> **WHAT YOU ARE ASKED TO DO**:
The answer is every record that follows, printed exactly.
***** AVAILABLE DATA *****
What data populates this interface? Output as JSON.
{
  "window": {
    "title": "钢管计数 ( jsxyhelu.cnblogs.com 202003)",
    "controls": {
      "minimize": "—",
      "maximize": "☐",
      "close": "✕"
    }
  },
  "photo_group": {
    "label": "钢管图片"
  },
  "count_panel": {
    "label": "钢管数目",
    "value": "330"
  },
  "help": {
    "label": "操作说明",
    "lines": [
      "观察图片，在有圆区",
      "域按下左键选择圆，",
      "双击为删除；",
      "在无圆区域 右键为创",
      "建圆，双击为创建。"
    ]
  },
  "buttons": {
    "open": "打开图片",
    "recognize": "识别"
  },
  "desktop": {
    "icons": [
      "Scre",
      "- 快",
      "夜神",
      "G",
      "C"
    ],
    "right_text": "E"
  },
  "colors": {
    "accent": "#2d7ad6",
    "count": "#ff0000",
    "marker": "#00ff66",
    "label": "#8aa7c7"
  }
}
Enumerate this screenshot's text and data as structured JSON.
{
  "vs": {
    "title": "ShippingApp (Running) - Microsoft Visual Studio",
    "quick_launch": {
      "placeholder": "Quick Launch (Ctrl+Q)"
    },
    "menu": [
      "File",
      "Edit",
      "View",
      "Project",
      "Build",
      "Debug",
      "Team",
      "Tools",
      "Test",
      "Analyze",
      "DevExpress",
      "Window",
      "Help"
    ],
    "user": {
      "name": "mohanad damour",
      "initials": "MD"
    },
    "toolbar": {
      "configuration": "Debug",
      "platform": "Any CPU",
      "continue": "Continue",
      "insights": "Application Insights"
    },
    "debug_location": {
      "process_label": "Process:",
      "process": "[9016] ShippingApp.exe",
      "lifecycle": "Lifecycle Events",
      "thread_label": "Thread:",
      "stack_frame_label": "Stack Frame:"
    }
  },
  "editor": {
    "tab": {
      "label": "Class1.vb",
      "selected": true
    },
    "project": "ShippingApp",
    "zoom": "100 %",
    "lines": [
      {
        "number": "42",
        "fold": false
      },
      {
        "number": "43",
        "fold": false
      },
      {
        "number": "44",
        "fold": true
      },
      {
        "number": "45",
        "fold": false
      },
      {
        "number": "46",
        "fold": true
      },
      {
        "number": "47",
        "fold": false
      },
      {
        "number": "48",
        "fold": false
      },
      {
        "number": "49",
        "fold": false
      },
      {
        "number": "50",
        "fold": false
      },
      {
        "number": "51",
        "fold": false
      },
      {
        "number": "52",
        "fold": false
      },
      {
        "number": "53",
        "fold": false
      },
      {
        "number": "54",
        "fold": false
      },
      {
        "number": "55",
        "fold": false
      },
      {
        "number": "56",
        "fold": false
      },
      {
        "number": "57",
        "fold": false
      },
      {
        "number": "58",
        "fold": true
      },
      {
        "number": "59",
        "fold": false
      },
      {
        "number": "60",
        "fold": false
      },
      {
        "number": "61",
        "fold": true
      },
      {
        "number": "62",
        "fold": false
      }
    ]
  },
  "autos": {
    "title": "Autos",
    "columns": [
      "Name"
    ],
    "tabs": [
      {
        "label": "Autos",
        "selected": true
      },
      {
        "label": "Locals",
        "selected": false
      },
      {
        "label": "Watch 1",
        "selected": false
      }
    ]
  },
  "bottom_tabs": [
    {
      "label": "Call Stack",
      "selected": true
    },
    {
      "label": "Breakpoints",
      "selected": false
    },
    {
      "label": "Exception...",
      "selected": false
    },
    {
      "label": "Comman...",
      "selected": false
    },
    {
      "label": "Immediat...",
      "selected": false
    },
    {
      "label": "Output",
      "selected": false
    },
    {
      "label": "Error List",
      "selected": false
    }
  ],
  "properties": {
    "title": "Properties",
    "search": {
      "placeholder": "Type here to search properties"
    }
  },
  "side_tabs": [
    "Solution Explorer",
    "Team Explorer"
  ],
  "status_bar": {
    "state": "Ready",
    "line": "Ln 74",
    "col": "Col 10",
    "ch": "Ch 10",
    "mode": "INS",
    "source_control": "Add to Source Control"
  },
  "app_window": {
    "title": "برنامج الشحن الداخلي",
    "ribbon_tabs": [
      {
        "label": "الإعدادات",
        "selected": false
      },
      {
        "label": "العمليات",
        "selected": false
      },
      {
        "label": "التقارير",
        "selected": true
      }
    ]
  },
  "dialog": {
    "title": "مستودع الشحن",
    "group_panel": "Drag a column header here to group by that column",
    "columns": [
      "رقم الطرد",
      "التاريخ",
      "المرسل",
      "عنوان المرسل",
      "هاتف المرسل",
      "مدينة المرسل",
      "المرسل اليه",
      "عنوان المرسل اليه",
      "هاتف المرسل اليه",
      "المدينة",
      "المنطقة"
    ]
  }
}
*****
> **ANSWER TO THIS PROBLEM**:
What data populates this interface? Output as JSON.
{
  "window": {
    "title": "钢管计数 ( jsxyhelu.cnblogs.com 202003)",
    "controls": {
      "minimize": "—",
      "maximize": "☐",
      "close": "✕"
    }
  },
  "photo_group": {
    "label": "钢管图片"
  },
  "count_panel": {
    "label": "钢管数目",
    "value": "330"
  },
  "help": {
    "label": "操作说明",
    "lines": [
      "观察图片，在有圆区",
      "域按下左键选择圆，",
      "双击为删除；",
      "在无圆区域 右键为创",
      "建圆，双击为创建。"
    ]
  },
  "buttons": {
    "open": "打开图片",
    "recognize": "识别"
  },
  "desktop": {
    "icons": [
      "Scre",
      "- 快",
      "夜神",
      "G",
      "C"
    ],
    "right_text": "E"
  },
  "colors": {
    "accent": "#2d7ad6",
    "count": "#ff0000",
    "marker": "#00ff66",
    "label": "#8aa7c7"
  }
}
Enumerate this screenshot's text and data as structured JSON.
{
  "vs": {
    "title": "ShippingApp (Running) - Microsoft Visual Studio",
    "quick_launch": {
      "placeholder": "Quick Launch (Ctrl+Q)"
    },
    "menu": [
      "File",
      "Edit",
      "View",
      "Project",
      "Build",
      "Debug",
      "Team",
      "Tools",
      "Test",
      "Analyze",
      "DevExpress",
      "Window",
      "Help"
    ],
    "user": {
      "name": "mohanad damour",
      "initials": "MD"
    },
    "toolbar": {
      "configuration": "Debug",
      "platform": "Any CPU",
      "continue": "Continue",
      "insights": "Application Insights"
    },
    "debug_location": {
      "process_label": "Process:",
      "process": "[9016] ShippingApp.exe",
      "lifecycle": "Lifecycle Events",
      "thread_label": "Thread:",
      "stack_frame_label": "Stack Frame:"
    }
  },
  "editor": {
    "tab": {
      "label": "Class1.vb",
      "selected": true
    },
    "project": "ShippingApp",
    "zoom": "100 %",
    "lines": [
      {
        "number": "42",
        "fold": false
      },
      {
        "number": "43",
        "fold": false
      },
      {
        "number": "44",
        "fold": true
      },
      {
        "number": "45",
        "fold": false
      },
      {
        "number": "46",
        "fold": true
      },
      {
        "number": "47",
        "fold": false
      },
      {
        "number": "48",
        "fold": false
      },
      {
        "number": "49",
        "fold": false
      },
      {
        "number": "50",
        "fold": false
      },
      {
        "number": "51",
        "fold": false
      },
      {
        "number": "52",
        "fold": false
      },
      {
        "number": "53",
        "fold": false
      },
      {
        "number": "54",
        "fold": false
      },
      {
        "number": "55",
        "fold": false
      },
      {
        "number": "56",
        "fold": false
      },
      {
        "number": "57",
        "fold": false
      },
      {
        "number": "58",
        "fold": true
      },
      {
        "number": "59",
        "fold": false
      },
      {
        "number": "60",
        "fold": false
      },
      {
        "number": "61",
        "fold": true
      },
      {
        "number": "62",
        "fold": false
      }
    ]
  },
  "autos": {
    "title": "Autos",
    "columns": [
      "Name"
    ],
    "tabs": [
      {
        "label": "Autos",
        "selected": true
      },
      {
        "label": "Locals",
        "selected": false
      },
      {
        "label": "Watch 1",
        "selected": false
      }
    ]
  },
  "bottom_tabs": [
    {
      "label": "Call Stack",
      "selected": true
    },
    {
      "label": "Breakpoints",
      "selected": false
    },
    {
      "label": "Exception...",
      "selected": false
    },
    {
      "label": "Comman...",
      "selected": false
    },
    {
      "label": "Immediat...",
      "selected": false
    },
    {
      "label": "Output",
      "selected": false
    },
    {
      "label": "Error List",
      "selected": false
    }
  ],
  "properties": {
    "title": "Properties",
    "search": {
      "placeholder": "Type here to search properties"
    }
  },
  "side_tabs": [
    "Solution Explorer",
    "Team Explorer"
  ],
  "status_bar": {
    "state": "Ready",
    "line": "Ln 74",
    "col": "Col 10",
    "ch": "Ch 10",
    "mode": "INS",
    "source_control": "Add to Source Control"
  },
  "app_window": {
    "title": "برنامج الشحن الداخلي",
    "ribbon_tabs": [
      {
        "label": "الإعدادات",
        "selected": false
      },
      {
        "label": "العمليات",
        "selected": false
      },
      {
        "label": "التقارير",
        "selected": true
      }
    ]
  },
  "dialog": {
    "title": "مستودع الشحن",
    "group_panel": "Drag a column header here to group by that column",
    "columns": [
      "رقم الطرد",
      "التاريخ",
      "المرسل",
      "عنوان المرسل",
      "هاتف المرسل",
      "مدينة المرسل",
      "المرسل اليه",
      "عنوان المرسل اليه",
      "هاتف المرسل اليه",
      "المدينة",
      "المنطقة"
    ]
  }
}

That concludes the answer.